Source data —

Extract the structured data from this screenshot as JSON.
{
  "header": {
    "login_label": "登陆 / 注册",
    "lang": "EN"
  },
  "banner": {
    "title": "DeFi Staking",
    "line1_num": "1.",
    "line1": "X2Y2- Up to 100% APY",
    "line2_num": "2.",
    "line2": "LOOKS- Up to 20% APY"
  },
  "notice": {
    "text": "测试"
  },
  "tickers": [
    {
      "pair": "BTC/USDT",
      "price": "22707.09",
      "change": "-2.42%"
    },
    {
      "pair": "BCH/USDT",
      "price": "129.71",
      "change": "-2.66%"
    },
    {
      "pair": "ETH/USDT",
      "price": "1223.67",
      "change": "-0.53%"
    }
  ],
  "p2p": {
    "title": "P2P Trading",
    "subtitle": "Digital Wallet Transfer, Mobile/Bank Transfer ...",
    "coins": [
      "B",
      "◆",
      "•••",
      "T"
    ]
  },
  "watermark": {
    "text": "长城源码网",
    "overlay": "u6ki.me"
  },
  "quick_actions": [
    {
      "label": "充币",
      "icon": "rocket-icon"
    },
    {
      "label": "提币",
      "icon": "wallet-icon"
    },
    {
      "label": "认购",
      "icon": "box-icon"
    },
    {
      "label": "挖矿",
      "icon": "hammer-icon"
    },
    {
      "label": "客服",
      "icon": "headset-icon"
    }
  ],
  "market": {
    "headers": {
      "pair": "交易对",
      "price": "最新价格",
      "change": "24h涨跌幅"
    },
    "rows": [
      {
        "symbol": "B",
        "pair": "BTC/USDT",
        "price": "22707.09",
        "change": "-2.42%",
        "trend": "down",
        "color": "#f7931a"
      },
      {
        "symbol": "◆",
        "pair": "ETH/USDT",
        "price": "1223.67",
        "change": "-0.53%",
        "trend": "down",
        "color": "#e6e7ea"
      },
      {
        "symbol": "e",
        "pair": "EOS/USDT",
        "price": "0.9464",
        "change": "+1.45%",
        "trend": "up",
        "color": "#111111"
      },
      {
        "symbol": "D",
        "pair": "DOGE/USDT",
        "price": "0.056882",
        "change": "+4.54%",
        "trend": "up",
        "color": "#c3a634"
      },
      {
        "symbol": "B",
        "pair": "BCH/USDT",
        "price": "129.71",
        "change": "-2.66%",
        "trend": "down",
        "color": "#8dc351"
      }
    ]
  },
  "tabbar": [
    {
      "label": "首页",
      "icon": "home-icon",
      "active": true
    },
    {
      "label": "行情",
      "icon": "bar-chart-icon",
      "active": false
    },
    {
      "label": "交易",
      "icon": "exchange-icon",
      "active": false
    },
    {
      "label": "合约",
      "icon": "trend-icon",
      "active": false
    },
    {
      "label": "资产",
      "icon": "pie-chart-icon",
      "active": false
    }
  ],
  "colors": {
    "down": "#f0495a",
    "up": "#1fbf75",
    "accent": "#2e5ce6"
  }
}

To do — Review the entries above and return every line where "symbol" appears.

Answer —
        "symbol": "B",
        "symbol": "◆",
        "symbol": "e",
        "symbol": "D",
        "symbol": "B",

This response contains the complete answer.